We were discussing weddings the other day with our children when I noticed Lydia slowly curling up into a ball with her face contorted into a look of both pain and disgust.

“Okay, what’s wrong with you?” I asked. This is a question that is asked often in our house and it is rarely answered with anything except nonsense.

“I don’t want to EVER go to a wedding,” she said. “Because then you have to watch people kiss.”
I nodded. Yes, this made sense. “I understand. Watching people kiss is scary and weird.” I sat down and pondered some solutions. “Well, you know, I think we could probably find a compromise if you would like. I could maybe talk to the bride and groom and get them to ask the minister to give us some sort of warning before he allowed them to kiss each other.”

She cocked her head to the side as if she were listening but needed more information before she would agree.
“Like, he could say, ‘I now pronounce you husband and wife. You may now kiss the bride.’ and that will be our signal to all cover our eyes and look away.”

She looked at the ceiling for a moment and then agreed with a quick bob of her head. “Okay. As long as they do that, I would be willing to go to a wedding.”

Later that evening we were driving home through our neighborhood when we passed a young boy walking a dog with a young girl. I saw Lydia lean towards the window to watch them as we passed.

“Go around the block!” she shouted as I pulled into our driveway.

“What? No. Why? We don’t even live on a block. That makes no sense.”

“No, just drive around again and go past that boy and girl.”

“Why?” I asked, shutting the car off.

She was very agitated. “Because I think they are going to kiss! Didn’t you see them? I know it! They are going to kiss.”

“Oh..” I turned in my seat. “I understand now. You want me to go back and make sure they make an announcement or something first so that we know to cover our eyes and look away?”

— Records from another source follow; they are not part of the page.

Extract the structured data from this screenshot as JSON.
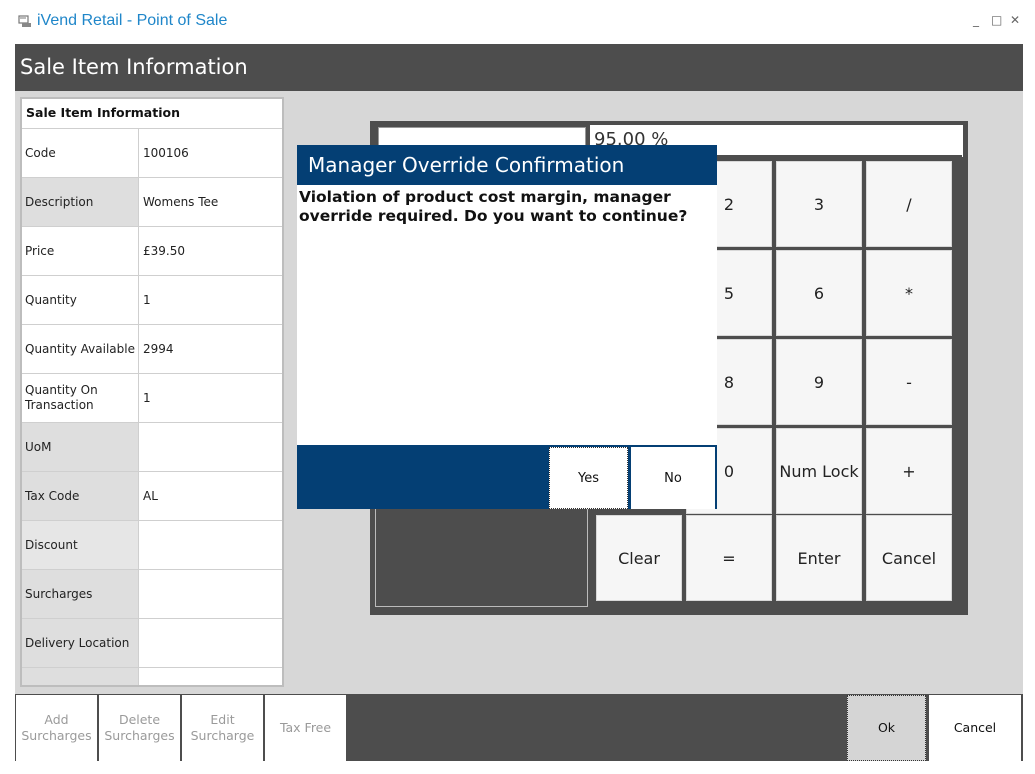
{
  "window": {
    "title": "iVend Retail - Point of Sale",
    "icon": "app-icon",
    "minimize": "_",
    "maximize": "□",
    "close": "✕"
  },
  "header": {
    "title": "Sale Item Information"
  },
  "info": {
    "heading": "Sale Item Information",
    "rows": [
      {
        "label": "Code",
        "value": "100106"
      },
      {
        "label": "Description",
        "value": "Womens Tee"
      },
      {
        "label": "Price",
        "value": "£39.50"
      },
      {
        "label": "Quantity",
        "value": "1"
      },
      {
        "label": "Quantity Available",
        "value": "2994"
      },
      {
        "label": "Quantity On Transaction",
        "value": "1"
      },
      {
        "label": "UoM",
        "value": ""
      },
      {
        "label": "Tax Code",
        "value": "AL"
      },
      {
        "label": "Discount",
        "value": ""
      },
      {
        "label": "Surcharges",
        "value": ""
      },
      {
        "label": "Delivery Location",
        "value": ""
      }
    ]
  },
  "keypad": {
    "display": "95.00 %",
    "keys": [
      "2",
      "3",
      "/",
      "5",
      "6",
      "*",
      "8",
      "9",
      "-",
      "0",
      "Num Lock",
      "+",
      "Clear",
      "=",
      "Enter",
      "Cancel"
    ]
  },
  "dialog": {
    "title": "Manager Override Confirmation",
    "message": "Violation of product cost margin, manager override required. Do you want to continue?",
    "yes": "Yes",
    "no": "No"
  },
  "toolbar": {
    "add_surcharges": "Add Surcharges",
    "delete_surcharges": "Delete Surcharges",
    "edit_surcharge": "Edit Surcharge",
    "tax_free": "Tax Free",
    "ok": "Ok",
    "cancel": "Cancel"
  },
  "colors": {
    "accent": "#043f74",
    "header": "#4d4d4d",
    "title": "#1f86c9"
  }
}
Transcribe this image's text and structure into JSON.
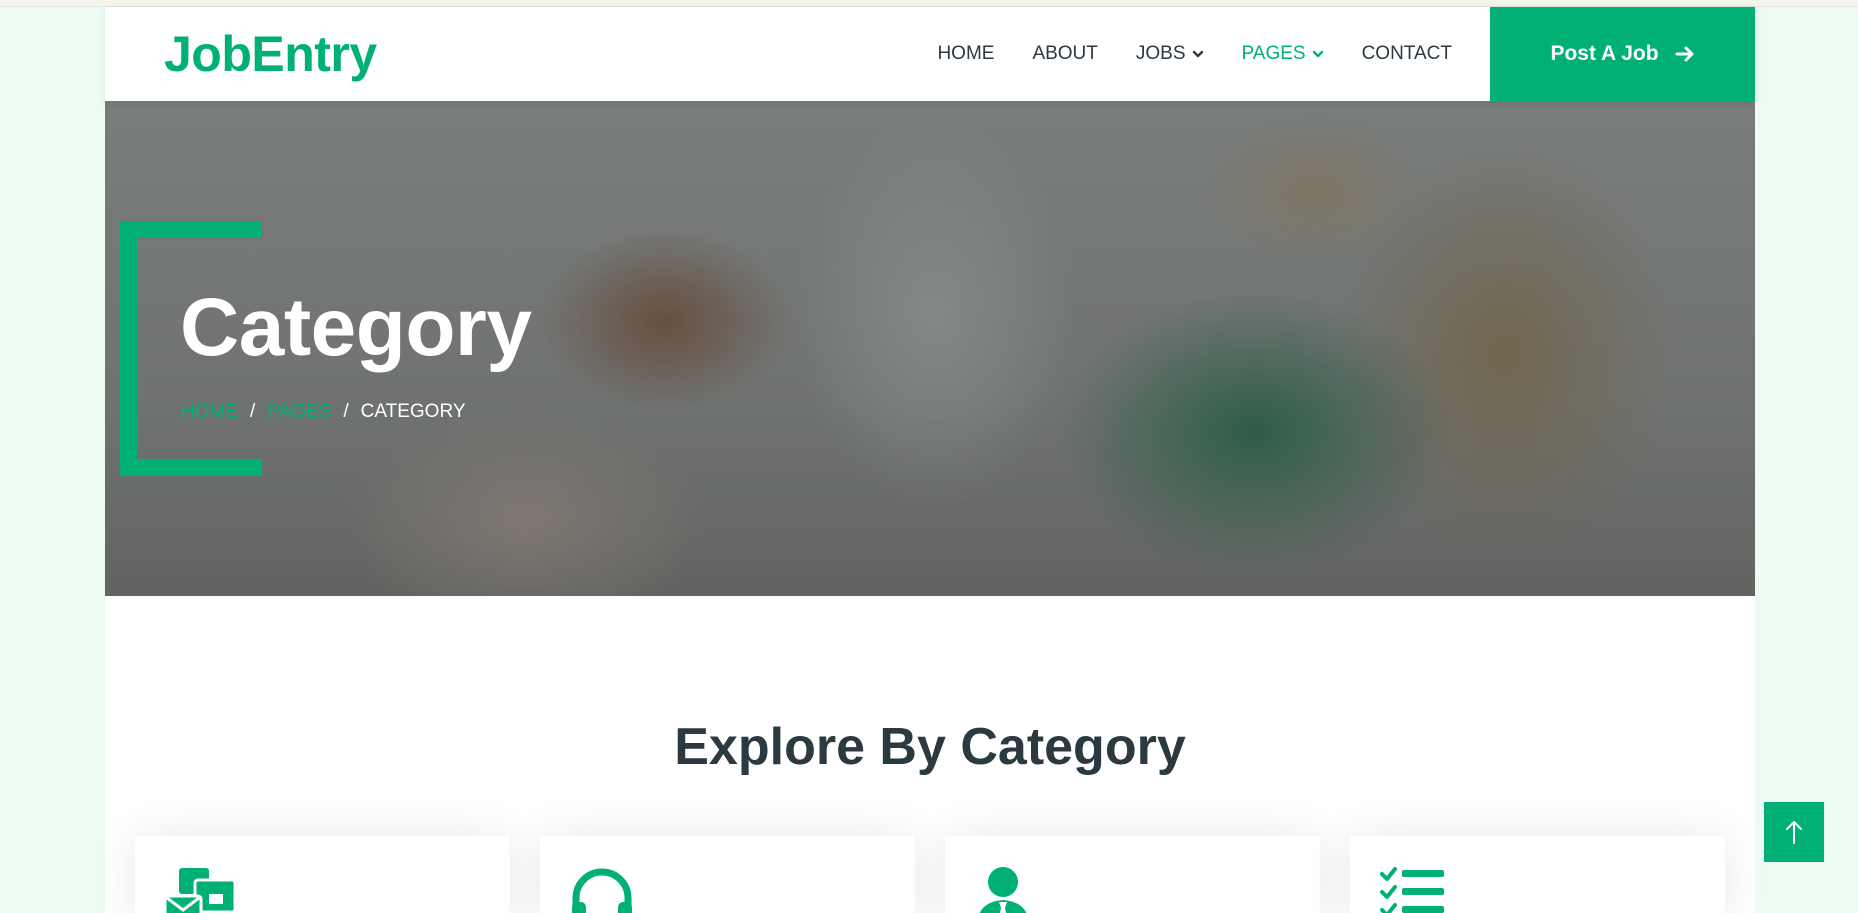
{
  "brand": {
    "name": "JobEntry"
  },
  "nav": {
    "items": [
      {
        "label": "HOME",
        "dropdown": false,
        "active": false
      },
      {
        "label": "ABOUT",
        "dropdown": false,
        "active": false
      },
      {
        "label": "JOBS",
        "dropdown": true,
        "active": false
      },
      {
        "label": "PAGES",
        "dropdown": true,
        "active": true
      },
      {
        "label": "CONTACT",
        "dropdown": false,
        "active": false
      }
    ],
    "cta_label": "Post A Job",
    "cta_icon": "arrow-right-icon"
  },
  "hero": {
    "title": "Category",
    "breadcrumb": [
      {
        "label": "HOME",
        "link": true
      },
      {
        "label": "PAGES",
        "link": true
      },
      {
        "label": "CATEGORY",
        "link": false
      }
    ]
  },
  "section": {
    "title": "Explore By Category"
  },
  "cards": [
    {
      "icon": "mail-bulk-icon"
    },
    {
      "icon": "headset-icon"
    },
    {
      "icon": "user-tie-icon"
    },
    {
      "icon": "tasks-list-icon"
    }
  ],
  "back_to_top": {
    "icon": "arrow-up-icon"
  },
  "colors": {
    "accent": "#00b074",
    "text_dark": "#2b3940",
    "page_bg": "#eefbf3"
  }
}
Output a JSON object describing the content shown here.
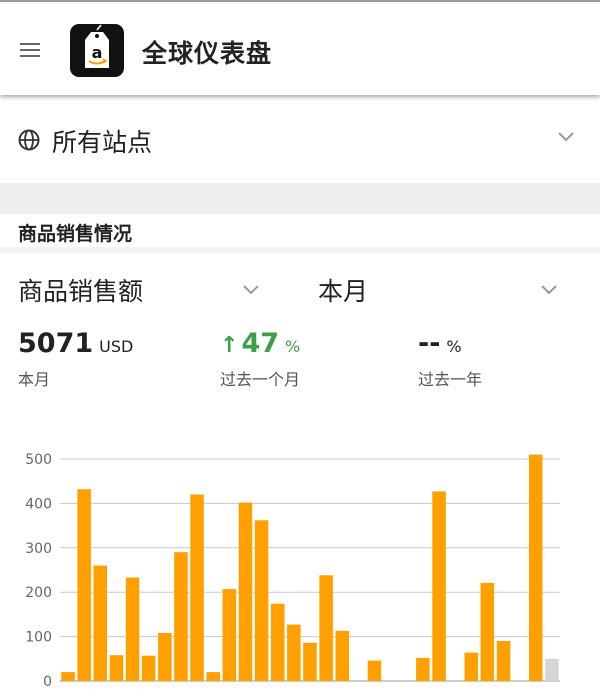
{
  "header": {
    "title": "全球仪表盘"
  },
  "site_selector": {
    "label": "所有站点"
  },
  "section": {
    "title": "商品销售情况"
  },
  "filters": {
    "metric": {
      "selected": "商品销售额"
    },
    "period": {
      "selected": "本月"
    }
  },
  "stats": {
    "current": {
      "value": "5071",
      "unit": "USD",
      "label": "本月"
    },
    "vs_month": {
      "arrow": "↑",
      "value": "47",
      "unit": "%",
      "label": "过去一个月",
      "color": "#3aa04a"
    },
    "vs_year": {
      "value": "--",
      "unit": "%",
      "label": "过去一年"
    }
  },
  "colors": {
    "bar": "#ff9f00",
    "bar_today": "#d5d5d5",
    "grid": "#c8c8c8",
    "positive": "#3aa04a"
  },
  "chart_data": {
    "type": "bar",
    "ylim": [
      0,
      500
    ],
    "yticks": [
      0,
      100,
      200,
      300,
      400,
      500
    ],
    "grid": true,
    "values": [
      20,
      432,
      260,
      58,
      233,
      57,
      108,
      290,
      420,
      20,
      207,
      402,
      362,
      174,
      127,
      86,
      238,
      113,
      0,
      46,
      0,
      0,
      52,
      427,
      0,
      64,
      221,
      90,
      0,
      510,
      50
    ],
    "highlight_last": true
  }
}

She rolled her eyes at me and frowned, glancing back down the street to the strolling couple with the dog. She sighed wistfully one last time and then flung herself out of the car and ran sock-footed towards the front door.

I sighed as well, climbing into the back seat to retrieve her pink sneakers, and then stepping after her up the walkway, running a hand over my tired eyes and trying to shake the feeling like I was slowly following her up the very long aisle of a church.